“The Dead Are Real” is the title of a wonderful essay on Mantel in the Oct. 15 New Yorker.  It’s full of pithy bits on writing fiction of any sort, including this one: A writer…”has complete power over what happens, but she must feel that her characters have free wil or else the dead hand of detemination will crush the book. She must feel that her control of them is partial–so light that it is barely sensed. Sometimes one of her charaacters will say something and it seems to her that she has no idea what is going to be said back until suddenly she does because there it is, on the page. When this happens, she knows the process is working.” This is as precise a description of the imprecise art of fiction writing as I’ve ever seen.

“Wolf Hall” sits on top of the pile beside my desk.
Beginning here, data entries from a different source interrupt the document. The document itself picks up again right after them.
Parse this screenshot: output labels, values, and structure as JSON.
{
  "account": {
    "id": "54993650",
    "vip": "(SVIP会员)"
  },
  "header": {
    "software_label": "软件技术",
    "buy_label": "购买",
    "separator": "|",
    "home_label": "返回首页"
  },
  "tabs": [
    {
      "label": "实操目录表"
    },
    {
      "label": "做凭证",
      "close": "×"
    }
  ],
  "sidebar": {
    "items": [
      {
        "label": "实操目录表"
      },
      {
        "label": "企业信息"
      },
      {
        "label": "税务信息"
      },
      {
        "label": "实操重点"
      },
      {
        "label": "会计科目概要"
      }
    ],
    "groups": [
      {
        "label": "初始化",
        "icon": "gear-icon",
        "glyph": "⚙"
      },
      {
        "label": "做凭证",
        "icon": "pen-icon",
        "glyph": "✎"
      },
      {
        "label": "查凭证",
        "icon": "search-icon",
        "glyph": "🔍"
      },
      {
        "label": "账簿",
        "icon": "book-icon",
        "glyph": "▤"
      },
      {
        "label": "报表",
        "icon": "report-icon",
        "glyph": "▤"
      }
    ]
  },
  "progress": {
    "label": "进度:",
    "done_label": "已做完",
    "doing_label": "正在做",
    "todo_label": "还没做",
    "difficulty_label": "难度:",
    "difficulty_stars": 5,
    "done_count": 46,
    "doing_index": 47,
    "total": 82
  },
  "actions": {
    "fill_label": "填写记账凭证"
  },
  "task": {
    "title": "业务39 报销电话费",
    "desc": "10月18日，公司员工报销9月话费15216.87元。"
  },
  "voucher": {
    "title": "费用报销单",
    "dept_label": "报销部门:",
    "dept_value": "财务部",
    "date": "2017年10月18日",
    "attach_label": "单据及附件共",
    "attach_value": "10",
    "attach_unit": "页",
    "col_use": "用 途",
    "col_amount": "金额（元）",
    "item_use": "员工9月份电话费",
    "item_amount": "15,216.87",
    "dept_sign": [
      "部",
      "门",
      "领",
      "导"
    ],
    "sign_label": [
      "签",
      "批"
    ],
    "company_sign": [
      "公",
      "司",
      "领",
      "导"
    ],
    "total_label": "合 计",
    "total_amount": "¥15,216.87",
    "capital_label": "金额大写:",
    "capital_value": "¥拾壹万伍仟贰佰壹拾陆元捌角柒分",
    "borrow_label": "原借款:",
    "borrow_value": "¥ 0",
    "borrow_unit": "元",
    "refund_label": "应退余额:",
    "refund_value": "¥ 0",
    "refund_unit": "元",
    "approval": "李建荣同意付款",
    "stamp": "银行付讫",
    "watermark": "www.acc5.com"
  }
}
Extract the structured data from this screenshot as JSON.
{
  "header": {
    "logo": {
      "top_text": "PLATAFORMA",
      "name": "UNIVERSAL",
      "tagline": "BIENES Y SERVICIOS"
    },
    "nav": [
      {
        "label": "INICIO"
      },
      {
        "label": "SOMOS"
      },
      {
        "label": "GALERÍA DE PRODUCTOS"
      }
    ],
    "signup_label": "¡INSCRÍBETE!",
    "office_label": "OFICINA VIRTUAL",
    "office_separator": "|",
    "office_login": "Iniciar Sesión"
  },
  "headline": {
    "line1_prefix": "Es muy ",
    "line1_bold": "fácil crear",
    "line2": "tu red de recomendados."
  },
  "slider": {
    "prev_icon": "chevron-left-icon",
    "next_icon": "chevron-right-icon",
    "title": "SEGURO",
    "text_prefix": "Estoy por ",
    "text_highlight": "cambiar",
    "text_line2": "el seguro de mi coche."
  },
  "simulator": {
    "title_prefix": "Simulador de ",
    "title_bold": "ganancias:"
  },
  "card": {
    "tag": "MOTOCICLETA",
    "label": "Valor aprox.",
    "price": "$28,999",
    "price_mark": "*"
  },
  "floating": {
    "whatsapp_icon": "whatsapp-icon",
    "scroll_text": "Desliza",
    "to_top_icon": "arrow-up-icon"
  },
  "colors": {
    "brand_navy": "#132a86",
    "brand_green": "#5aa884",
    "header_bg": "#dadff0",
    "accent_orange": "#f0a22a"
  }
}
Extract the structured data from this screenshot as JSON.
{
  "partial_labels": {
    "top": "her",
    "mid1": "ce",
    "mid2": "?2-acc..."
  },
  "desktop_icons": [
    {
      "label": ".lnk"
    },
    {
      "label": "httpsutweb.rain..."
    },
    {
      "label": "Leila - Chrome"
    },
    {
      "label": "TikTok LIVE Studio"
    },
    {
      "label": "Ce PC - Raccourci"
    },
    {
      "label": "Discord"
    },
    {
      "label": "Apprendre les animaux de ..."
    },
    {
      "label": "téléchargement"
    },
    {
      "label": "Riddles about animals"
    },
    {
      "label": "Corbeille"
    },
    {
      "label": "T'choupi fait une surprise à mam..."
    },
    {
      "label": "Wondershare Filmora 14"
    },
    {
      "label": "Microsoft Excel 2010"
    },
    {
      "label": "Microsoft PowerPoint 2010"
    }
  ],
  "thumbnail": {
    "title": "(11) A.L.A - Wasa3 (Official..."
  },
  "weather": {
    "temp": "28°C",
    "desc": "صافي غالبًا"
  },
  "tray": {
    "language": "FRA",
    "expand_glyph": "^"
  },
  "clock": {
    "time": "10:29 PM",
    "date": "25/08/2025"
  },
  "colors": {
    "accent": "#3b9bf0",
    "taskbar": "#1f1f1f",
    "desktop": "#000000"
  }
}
I have yet to open it–and now Mantel has won the Man Booker for the sequel, “Bring Up the Bodies”.  I’ll never catch up, but that’s okay.

Speaking of wisdom, how about this from Lois Lowry, whose book “Son” is another one I’m immensely looking forward to.  Describing a speech where she said a few things that delighted her middle school audience but upset the adults (don’t be fooled, she said, into thinking these are your golden years–they are at best a dull beige),  she realized she could talk to kids or she could talk to adults, but not both. “And so I chose the kids.”